If you draw #17, and the commissaire announces over race radio that one of your riders needs a service (could be anything from a chat or the retrieval of his rain vest to a broken bike or flat tire) you're a long way back. Could take you a minute or so to work your way up.
As SRAM neutral support here, we have a motor (we hardly ever say motorcycle, just motor or moto) behind the pack with a driver and passenger. The passenger carries a front and rear wheel, plus a few tools in a fanny pack. We also have three cars behind the commissaire car that follows the pack, each with wheels and complete spare racing bikes.
And we have another motorcycle and another car in front of everything, waiting for a breakaway. When a break forms, the motor will drop back behind it. When a big enough gap exists between pack and break, the car will drop back and the motor will wait to see if the break splits. The motor will follow the rider or riders who break away from the breakaway.

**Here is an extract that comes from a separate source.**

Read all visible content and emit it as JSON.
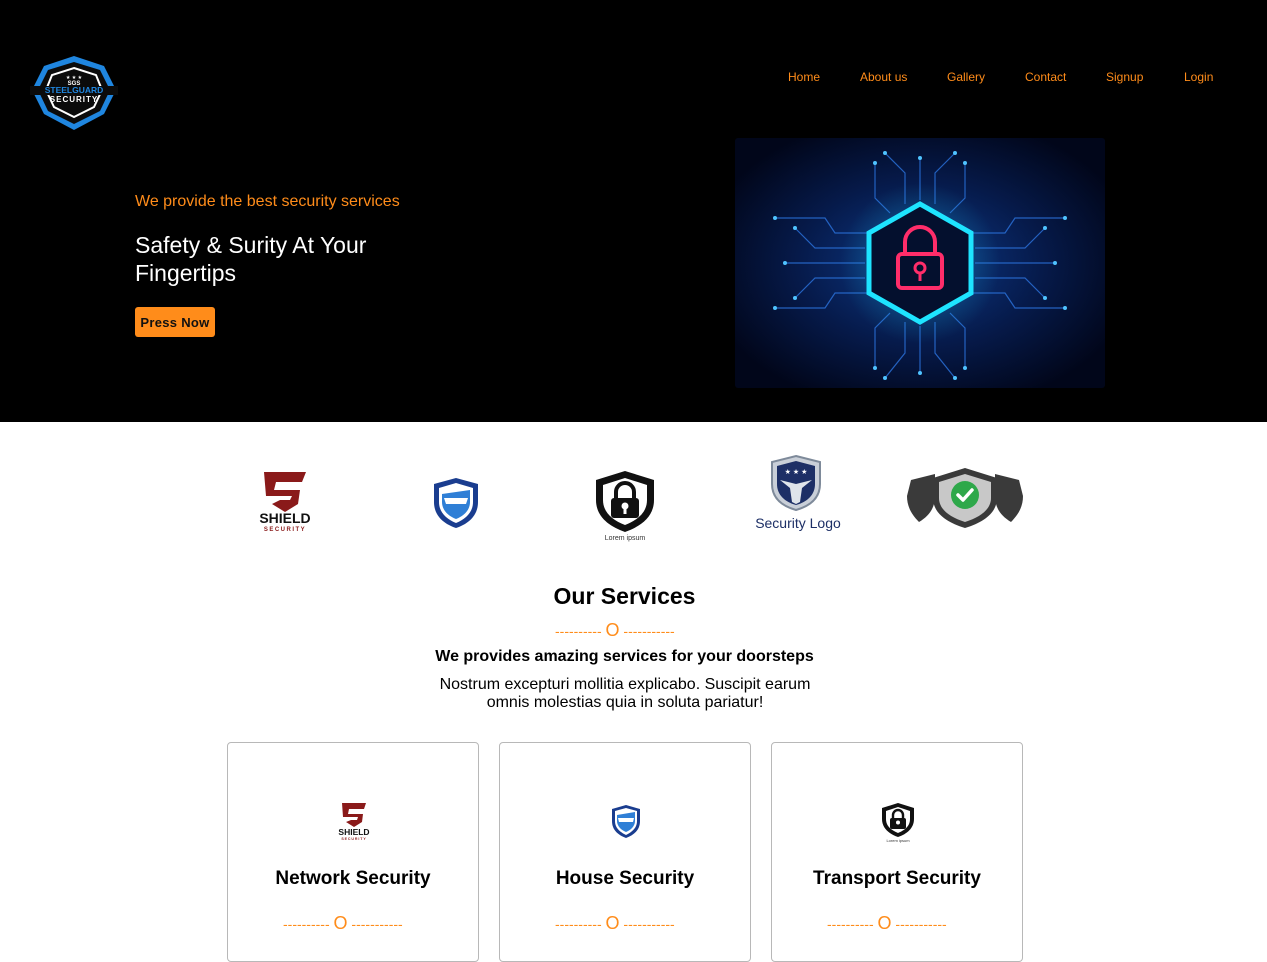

Our second motor driver (that's how we describe the guy steering the motor) is a cyclist and motorcyclist...and I believe a licensed official, but he has never worked tech support. So he is working the breakaways, where he can learn the job in relative peace, dealing with a few team cars and an official car and motor or two. Nice and restful up there.
On my motor, Steve Donovan and I are positioned in front of the commissaire's car and the medical car and the nearly 20 team cars, and behind the 160 bike riders. Because the bike riders are always needing something, water for instance, from their cars, the cars come up to the pack and take care of their riders - again and again and again.

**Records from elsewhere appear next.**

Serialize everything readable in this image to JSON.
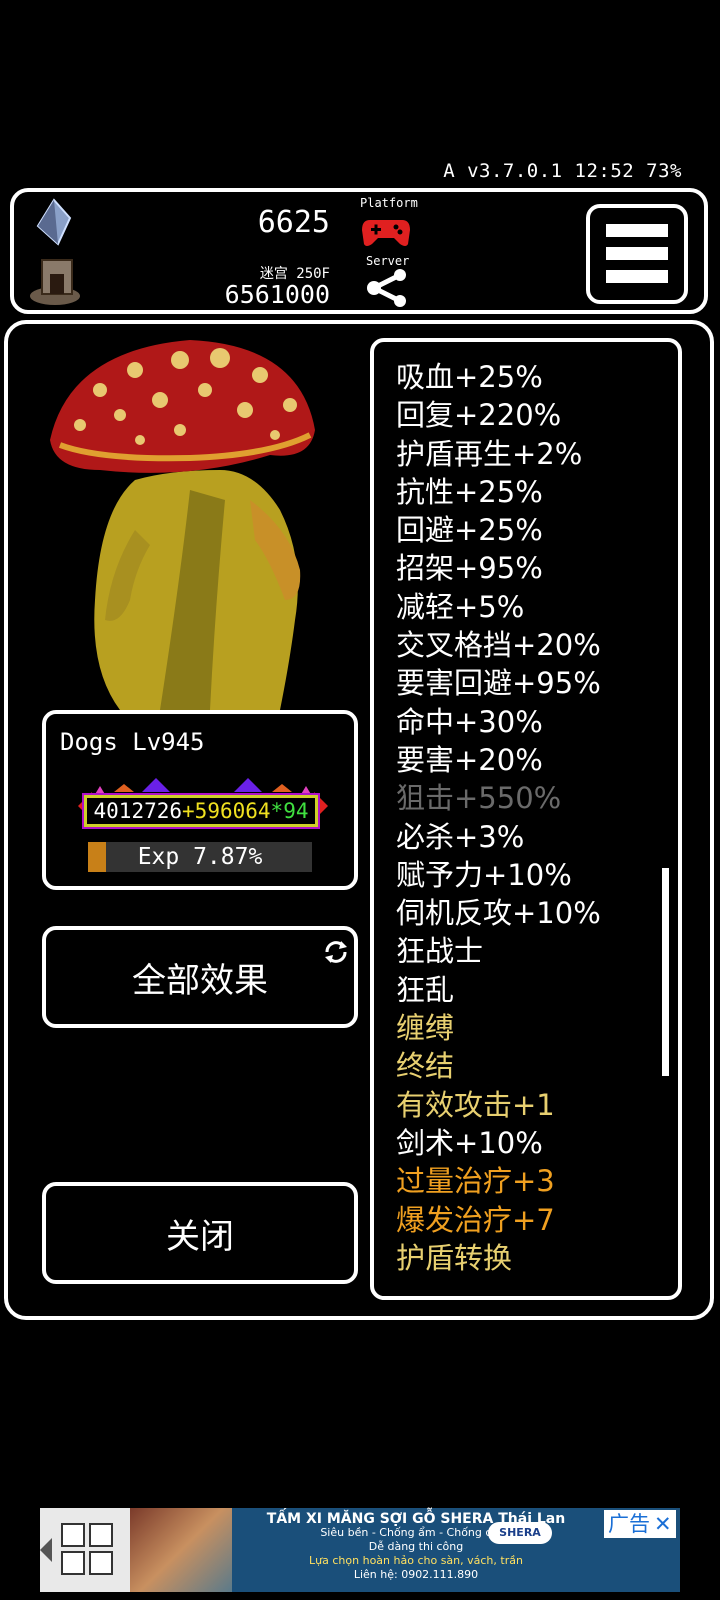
{
  "status": {
    "text": "A v3.7.0.1 12:52 73%"
  },
  "header": {
    "gold": "6625",
    "maze_label": "迷宫 250F",
    "maze_value": "6561000",
    "platform_label": "Platform",
    "server_label": "Server"
  },
  "player": {
    "name": "Dogs Lv945",
    "hp_base": "4012726",
    "hp_plus": "+596064",
    "hp_mult": "*94",
    "exp_label": "Exp 7.87%",
    "exp_fraction": 0.0787
  },
  "buttons": {
    "all_effects": "全部效果",
    "close": "关闭"
  },
  "effects": [
    {
      "text": "吸血+25%",
      "color": "#ffffff"
    },
    {
      "text": "回复+220%",
      "color": "#ffffff"
    },
    {
      "text": "护盾再生+2%",
      "color": "#ffffff"
    },
    {
      "text": "抗性+25%",
      "color": "#ffffff"
    },
    {
      "text": "回避+25%",
      "color": "#ffffff"
    },
    {
      "text": "招架+95%",
      "color": "#ffffff"
    },
    {
      "text": "减轻+5%",
      "color": "#ffffff"
    },
    {
      "text": "交叉格挡+20%",
      "color": "#ffffff"
    },
    {
      "text": "要害回避+95%",
      "color": "#ffffff"
    },
    {
      "text": "命中+30%",
      "color": "#ffffff"
    },
    {
      "text": "要害+20%",
      "color": "#ffffff"
    },
    {
      "text": "狙击+550%",
      "color": "#6a6a6a"
    },
    {
      "text": "必杀+3%",
      "color": "#ffffff"
    },
    {
      "text": "赋予力+10%",
      "color": "#ffffff"
    },
    {
      "text": "伺机反攻+10%",
      "color": "#ffffff"
    },
    {
      "text": "狂战士",
      "color": "#ffffff"
    },
    {
      "text": "狂乱",
      "color": "#ffffff"
    },
    {
      "text": "缠缚",
      "color": "#e8d070"
    },
    {
      "text": "终结",
      "color": "#e8d070"
    },
    {
      "text": "有效攻击+1",
      "color": "#e8d070"
    },
    {
      "text": "剑术+10%",
      "color": "#ffffff"
    },
    {
      "text": "过量治疗+3",
      "color": "#f0a020"
    },
    {
      "text": "爆发治疗+7",
      "color": "#f0a020"
    },
    {
      "text": "护盾转换",
      "color": "#e8d070"
    }
  ],
  "ad": {
    "title": "TẤM XI MĂNG SỢI GỖ SHERA Thái Lan",
    "line2": "Siêu bền - Chống ẩm - Chống cháy",
    "line3": "Dễ dàng thi công",
    "line4": "Lựa chọn hoàn hảo cho sàn, vách, trần",
    "phone": "Liên hệ: 0902.111.890",
    "brand": "SHERA",
    "tag": "广告",
    "close": "✕"
  }
}
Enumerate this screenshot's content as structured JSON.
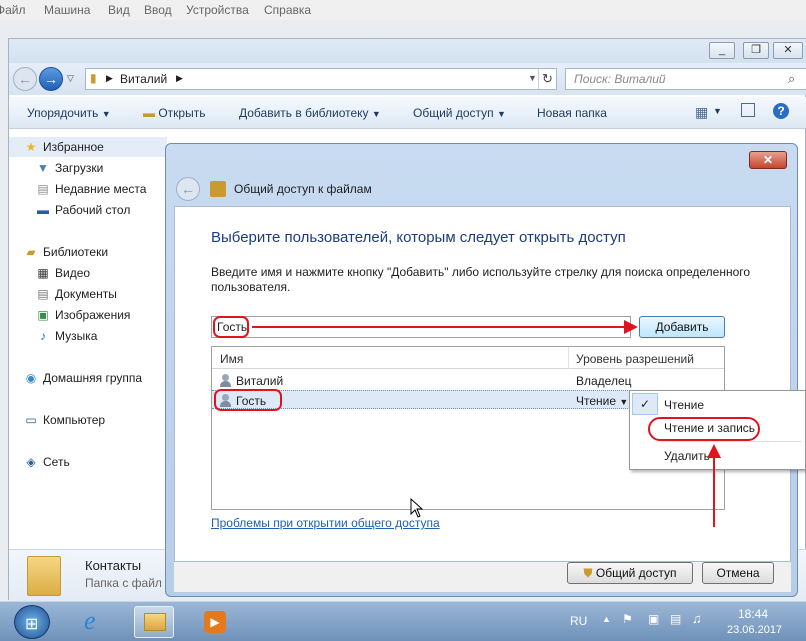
{
  "vm_menu": [
    "Файл",
    "Машина",
    "Вид",
    "Ввод",
    "Устройства",
    "Справка"
  ],
  "explorer": {
    "address_path": "Виталий",
    "search_placeholder": "Поиск: Виталий",
    "toolbar": {
      "organize": "Упорядочить",
      "open": "Открыть",
      "add_to_library": "Добавить в библиотеку",
      "share": "Общий доступ",
      "new_folder": "Новая папка"
    },
    "nav": {
      "favorites": "Избранное",
      "downloads": "Загрузки",
      "recent": "Недавние места",
      "desktop": "Рабочий стол",
      "libraries": "Библиотеки",
      "video": "Видео",
      "documents": "Документы",
      "images": "Изображения",
      "music": "Музыка",
      "homegroup": "Домашняя группа",
      "computer": "Компьютер",
      "network": "Сеть"
    },
    "details": {
      "name": "Контакты",
      "type": "Папка с файл"
    }
  },
  "dialog": {
    "title": "Общий доступ к файлам",
    "heading": "Выберите пользователей, которым следует открыть доступ",
    "instruction": "Введите имя и нажмите кнопку \"Добавить\" либо используйте стрелку для поиска определенного пользователя.",
    "input_value": "Гость",
    "add_button": "Добавить",
    "columns": {
      "name": "Имя",
      "permission": "Уровень разрешений"
    },
    "rows": [
      {
        "name": "Виталий",
        "permission": "Владелец"
      },
      {
        "name": "Гость",
        "permission": "Чтение"
      }
    ],
    "help_link": "Проблемы при открытии общего доступа",
    "share_button": "Общий доступ",
    "cancel_button": "Отмена"
  },
  "permission_menu": {
    "read": "Чтение",
    "read_write": "Чтение и запись",
    "remove": "Удалить",
    "checked": "✓"
  },
  "taskbar": {
    "lang": "RU",
    "time": "18:44",
    "date": "23.06.2017"
  },
  "colors": {
    "annotation": "#e0141e",
    "heading": "#1c3d82",
    "link": "#1c5fb5"
  }
}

The cars want to be where we are, and they can't understand why we're there, in their way. Often they express their bafflement by placing portions of their cars quite close to our legs or the taillight of the motorcycle. Inches away, I'd say, on narrow, winding country roads, roads you'd love to ride on your motorcycle or bicycle, but roads that seem awfully confining with a car brushing your shoulder.
If the team is lucky enough to have a rider in the break, the car will go up to the break to take care of that rider. THEN, we take care of mechanical problems and flats for that team's riders who are still in the pack. You'd think the team drivers would understand that and cut us a bit of slack, but they do not. Their priority is retrieving that rain jacket or the handing off of water bottles.
More later today about what we do and why we matter....and should not be run over.